The current account balance, one of the broadest indicators of international trade, remained in the black for the fourth consecutive month, but the amount of the surplus was the smallest on record for May, preliminary data shows. published by the ministry.
Among the key items, the merchandise trade deficit widened 1.9 trillion yen from a year earlier to nearly 2.0 trillion yen, with the value of imports rising 51.3 percent to 9.4 trillion yen. yen, up for the 16th consecutive month.
The value of imports was the highest since comparable data became available in 1996, pushed up by rising imports of crude oil, liquefied natural gas and coal amid soaring oil prices. energy. The price of crude oil nearly doubled from a year earlier in yen terms, according to the ministry.
The photo shows liquefied natural gas tanks at Inpex Corp’s onshore processing facility. in Darwin, Australia on July 24, 2018. (Kyodo) == Kyodo

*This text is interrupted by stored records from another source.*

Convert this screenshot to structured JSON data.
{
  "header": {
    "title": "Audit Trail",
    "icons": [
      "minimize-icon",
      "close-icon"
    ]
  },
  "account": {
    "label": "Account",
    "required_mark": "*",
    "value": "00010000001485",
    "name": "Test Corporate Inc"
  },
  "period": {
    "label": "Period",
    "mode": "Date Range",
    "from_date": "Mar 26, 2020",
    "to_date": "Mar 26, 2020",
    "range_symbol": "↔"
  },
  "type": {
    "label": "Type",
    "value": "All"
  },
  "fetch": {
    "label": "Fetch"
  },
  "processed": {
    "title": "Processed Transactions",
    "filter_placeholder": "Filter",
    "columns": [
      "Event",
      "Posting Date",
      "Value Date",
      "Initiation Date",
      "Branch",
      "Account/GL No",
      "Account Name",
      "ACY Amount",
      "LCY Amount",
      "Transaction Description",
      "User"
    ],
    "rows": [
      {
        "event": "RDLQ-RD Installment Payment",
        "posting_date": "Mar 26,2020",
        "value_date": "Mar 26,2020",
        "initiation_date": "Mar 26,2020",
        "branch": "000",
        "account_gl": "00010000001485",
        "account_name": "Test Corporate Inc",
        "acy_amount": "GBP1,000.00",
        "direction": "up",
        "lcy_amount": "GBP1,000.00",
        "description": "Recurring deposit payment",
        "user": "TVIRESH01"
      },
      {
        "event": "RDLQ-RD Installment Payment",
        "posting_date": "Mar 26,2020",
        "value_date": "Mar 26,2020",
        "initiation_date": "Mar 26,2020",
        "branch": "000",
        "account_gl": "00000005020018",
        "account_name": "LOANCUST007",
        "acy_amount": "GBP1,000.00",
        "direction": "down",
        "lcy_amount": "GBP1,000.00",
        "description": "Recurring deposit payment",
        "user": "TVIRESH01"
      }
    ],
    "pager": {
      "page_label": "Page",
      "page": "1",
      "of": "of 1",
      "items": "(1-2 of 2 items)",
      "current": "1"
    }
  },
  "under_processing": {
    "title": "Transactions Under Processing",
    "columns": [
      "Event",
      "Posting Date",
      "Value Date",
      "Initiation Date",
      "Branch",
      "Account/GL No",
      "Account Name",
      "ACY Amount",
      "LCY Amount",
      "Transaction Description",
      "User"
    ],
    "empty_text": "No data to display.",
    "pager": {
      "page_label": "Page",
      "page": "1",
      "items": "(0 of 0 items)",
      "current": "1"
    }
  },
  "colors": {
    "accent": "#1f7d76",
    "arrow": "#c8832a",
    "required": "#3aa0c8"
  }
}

In addition to rising energy costs, the sharp depreciation of the yen against the US dollar has also led to higher import prices. In the reporting month, the dollar jumped 20 yen from a year earlier to around 129 yen.
By region, imports from Asia and the Middle East have increased significantly, the ministry said.
Exports rose 19.9% to 7.4 trillion yen, up for the 15th straight month, driven by buoyant shipments of iron and steel, mineral fuels and electronic components including semiconductors , with shipments to Asia growing in particular.
The services trade deficit, meanwhile, narrowed from 111.7 billion yen to 158.5 billion yen, largely due to lower advertising payments for US tech giants known as name of GAFA – Google LLC, Apple Inc., Facebook Inc. and Amazon.com Inc.
The travel balance, which reflects the money spent by foreign visitors to Japan on services and goods compared to the amount spent by Japanese overseas, showed a surplus of 18.7 billion yen, higher than 17, 4 billion yen recorded a year earlier.
Amid easing restrictions associated with coronavirus infections, Japan accepted 147,000 foreign visitors in May, a sharp increase from 10,000 a year ago, while 134,000 Japanese nationals left the country in during the month, according to government data.
Primary income, which reflects returns from overseas investment, posted a surplus of 2.4 trillion yen, up 164.7 billion yen year on year, due to an expansion in investment income of wallet.